Topic Overview

Osteoarthritis is a common
cartilage condition and a major cause of pain and
disability in older adults. Primary osteoarthritis
results from changes over time often linked to things such as age, obesity, and
a family history of osteoarthritis.

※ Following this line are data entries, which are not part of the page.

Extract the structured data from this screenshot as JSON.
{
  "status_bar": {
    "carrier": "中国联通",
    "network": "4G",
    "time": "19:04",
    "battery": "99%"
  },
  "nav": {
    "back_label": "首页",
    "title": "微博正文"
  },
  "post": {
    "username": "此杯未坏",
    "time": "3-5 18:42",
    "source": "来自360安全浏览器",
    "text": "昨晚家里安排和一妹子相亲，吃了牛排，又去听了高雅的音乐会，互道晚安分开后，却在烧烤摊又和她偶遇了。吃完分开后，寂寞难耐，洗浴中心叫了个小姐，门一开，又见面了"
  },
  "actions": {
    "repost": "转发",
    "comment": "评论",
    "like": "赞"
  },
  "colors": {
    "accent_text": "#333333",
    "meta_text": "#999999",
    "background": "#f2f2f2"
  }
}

Secondary
osteoarthritis is caused by other conditions that damage cartilage.

Types of osteoarthritis
Primary osteoarthritis Secondary osteoarthritis

It is usually limited to one or a small number of
joints.

It may be limited to a small number of joints if
injury-related, or it may be in joints throughout body if disease-related.

It is seen in spine, hips, knees, thumbs, and top
two sets of finger joints.

It is seen in hips, ankles, shoulders, wrists, and
the middle set of finger joints.

No specific inflammatory or metabolic condition
known to be associated with arthritis is present.

Conditions that cause damage to cartilage may be
present, such as:

  • Inherited diseases of iron, calcium, or
    copper storage, such as
    hemochromatosis,
    hyperparathyroidism, or
    Wilson’s disease.
  • Neurologic disorders
    that result in the loss of nerve function.
  • Congenital diseases that
    cause an imbalance in the joints.
  • Bone disorders that affect
    joints.

There is no history of specific injury or
trauma.

There may be a history of injury to joints, such as
fractures and tears, or history of trauma to joints, such as repetitive heavy
lifting or kneeling.

Related Information

Credits

ByHealthwise Staff
Primary Medical Reviewer Anne C. Poinier, MD – Internal Medicine
Specialist Medical Reviewer Stanford M. Shoor, MD – Rheumatology

Current as ofOctober 10, 2017